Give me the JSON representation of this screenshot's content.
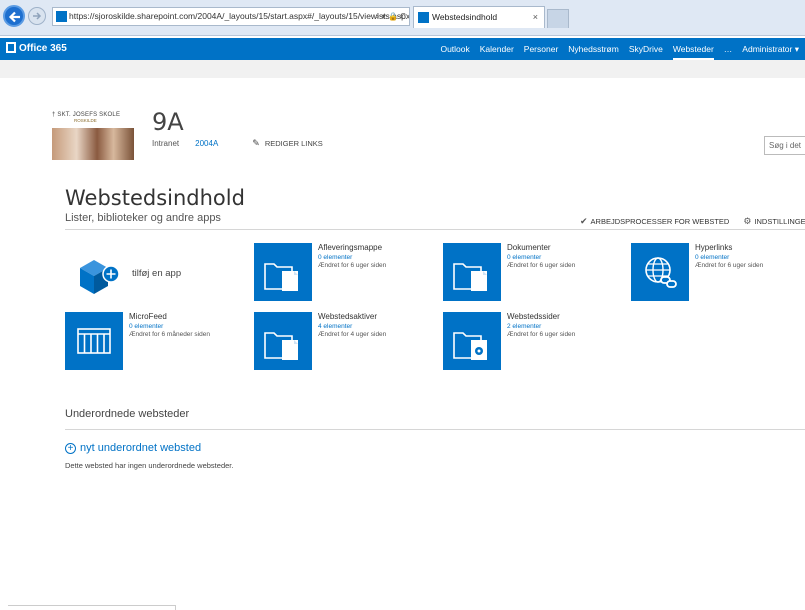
{
  "browser": {
    "url": "https://sjoroskilde.sharepoint.com/2004A/_layouts/15/start.aspx#/_layouts/15/viewlsts.aspx",
    "address_controls": "⌕ ▾ 🔒 C",
    "tab_title": "Webstedsindhold",
    "tab_close": "×"
  },
  "suitebar": {
    "brand": "Office 365",
    "nav": [
      "Outlook",
      "Kalender",
      "Personer",
      "Nyhedsstrøm",
      "SkyDrive",
      "Websteder",
      "…",
      "Administrator ▾"
    ],
    "active": "Websteder"
  },
  "site": {
    "logo_school": "† SKT. JOSEFS SKOLE",
    "logo_city": "ROSKILDE",
    "title": "9A",
    "nav_intranet": "Intranet",
    "nav_current": "2004A",
    "edit_links": "REDIGER LINKS",
    "search_placeholder": "Søg i det"
  },
  "page": {
    "title": "Webstedsindhold",
    "subtitle": "Lister, biblioteker og andre apps",
    "action_workflows": "ARBEJDSPROCESSER FOR WEBSTED",
    "action_settings": "INDSTILLINGER",
    "add_app": "tilføj en app"
  },
  "tiles": [
    {
      "name": "Afleveringsmappe",
      "count": "0 elementer",
      "modified": "Ændret for 6 uger siden",
      "icon": "folder-doc-icon"
    },
    {
      "name": "Dokumenter",
      "count": "0 elementer",
      "modified": "Ændret for 6 uger siden",
      "icon": "folder-doc-icon"
    },
    {
      "name": "Hyperlinks",
      "count": "0 elementer",
      "modified": "Ændret for 6 uger siden",
      "icon": "globe-link-icon"
    },
    {
      "name": "MicroFeed",
      "count": "0 elementer",
      "modified": "Ændret for 6 måneder siden",
      "icon": "list-columns-icon"
    },
    {
      "name": "Webstedsaktiver",
      "count": "4 elementer",
      "modified": "Ændret for 4 uger siden",
      "icon": "folder-doc-icon"
    },
    {
      "name": "Webstedssider",
      "count": "2 elementer",
      "modified": "Ændret for 6 uger siden",
      "icon": "folder-page-icon"
    }
  ],
  "subsites": {
    "heading": "Underordnede websteder",
    "new_link": "nyt underordnet websted",
    "plus": "+",
    "empty": "Dette websted har ingen underordnede websteder."
  },
  "colors": {
    "accent": "#0072c6",
    "tile": "#0072c6",
    "browser_chrome": "#dfe8f4"
  }
}
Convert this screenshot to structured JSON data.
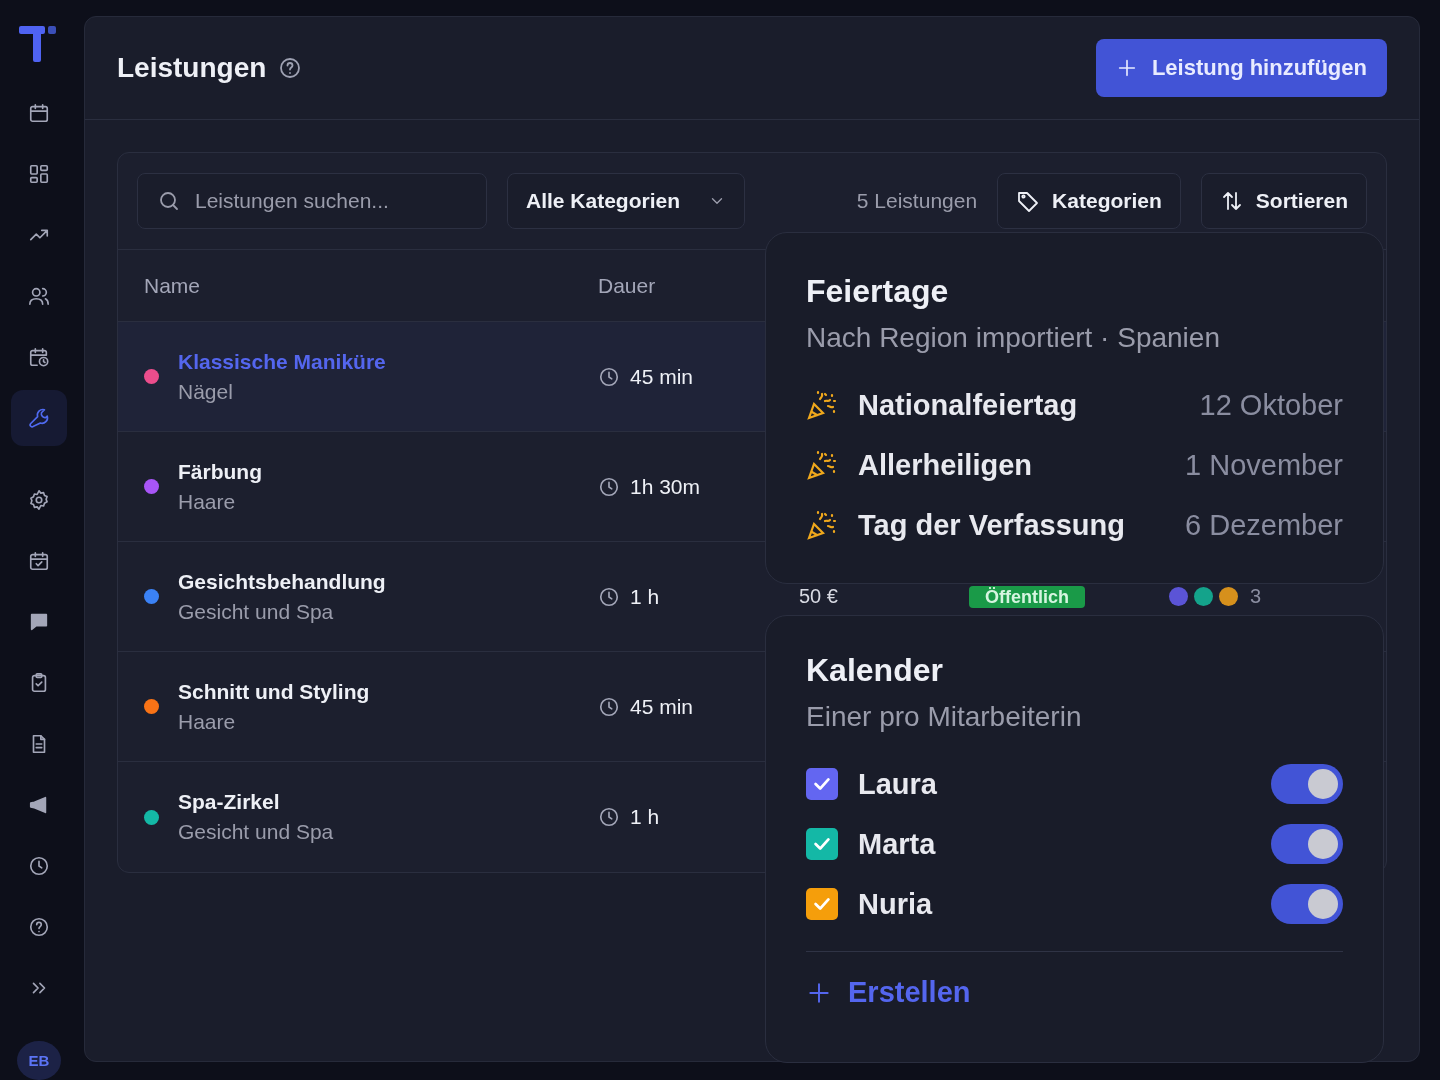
{
  "sidebar": {
    "items": [
      {
        "selected": false
      },
      {
        "selected": false
      },
      {
        "selected": false
      },
      {
        "selected": false
      },
      {
        "selected": false
      },
      {
        "selected": true
      },
      {
        "selected": false
      },
      {
        "selected": false
      },
      {
        "selected": false
      },
      {
        "selected": false
      },
      {
        "selected": false
      },
      {
        "selected": false
      },
      {
        "selected": false
      },
      {
        "selected": false
      },
      {
        "selected": false
      }
    ],
    "avatar": "EB"
  },
  "header": {
    "title": "Leistungen",
    "add_button": "Leistung hinzufügen"
  },
  "toolbar": {
    "search": {
      "placeholder": "Leistungen suchen..."
    },
    "category_filter": "Alle Kategorien",
    "count": "5 Leistungen",
    "categories_button": "Kategorien",
    "sort_button": "Sortieren"
  },
  "table": {
    "columns": [
      "Name",
      "Dauer"
    ],
    "rows": [
      {
        "name": "Klassische Maniküre",
        "category": "Nägel",
        "color": "#ec4d8c",
        "duration": "45 min",
        "selected": true
      },
      {
        "name": "Färbung",
        "category": "Haare",
        "color": "#a855f7",
        "duration": "1h 30m",
        "selected": false
      },
      {
        "name": "Gesichtsbehandlung",
        "category": "Gesicht und Spa",
        "color": "#3b82f6",
        "duration": "1 h",
        "selected": false,
        "price": "50 €",
        "status": "Öffentlich",
        "staff": [
          {
            "color": "#5b54d6"
          },
          {
            "color": "#14a38b"
          },
          {
            "color": "#d6901c"
          }
        ],
        "staff_count": "3"
      },
      {
        "name": "Schnitt und Styling",
        "category": "Haare",
        "color": "#f97316",
        "duration": "45 min",
        "selected": false
      },
      {
        "name": "Spa-Zirkel",
        "category": "Gesicht und Spa",
        "color": "#14b8a6",
        "duration": "1 h",
        "selected": false
      }
    ]
  },
  "holidays": {
    "title": "Feiertage",
    "subtitle": "Nach Region importiert · Spanien",
    "items": [
      {
        "name": "Nationalfeiertag",
        "date": "12 Oktober"
      },
      {
        "name": "Allerheiligen",
        "date": "1 November"
      },
      {
        "name": "Tag der Verfassung",
        "date": "6 Dezember"
      }
    ]
  },
  "calendars": {
    "title": "Kalender",
    "subtitle": "Einer pro Mitarbeiterin",
    "items": [
      {
        "name": "Laura",
        "color": "#6366f1",
        "checked": true,
        "on": true
      },
      {
        "name": "Marta",
        "color": "#14b8a6",
        "checked": true,
        "on": true
      },
      {
        "name": "Nuria",
        "color": "#f59e0b",
        "checked": true,
        "on": true
      }
    ],
    "create_button": "Erstellen"
  }
}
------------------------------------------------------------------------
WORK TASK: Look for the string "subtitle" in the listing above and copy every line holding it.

TASK RESPONSE:
    "subtitle": "Lister, biblioteker og andre apps",
    "subtitle": "Nach Region importiert · Spanien",
    "subtitle": "Einer pro Mitarbeiterin",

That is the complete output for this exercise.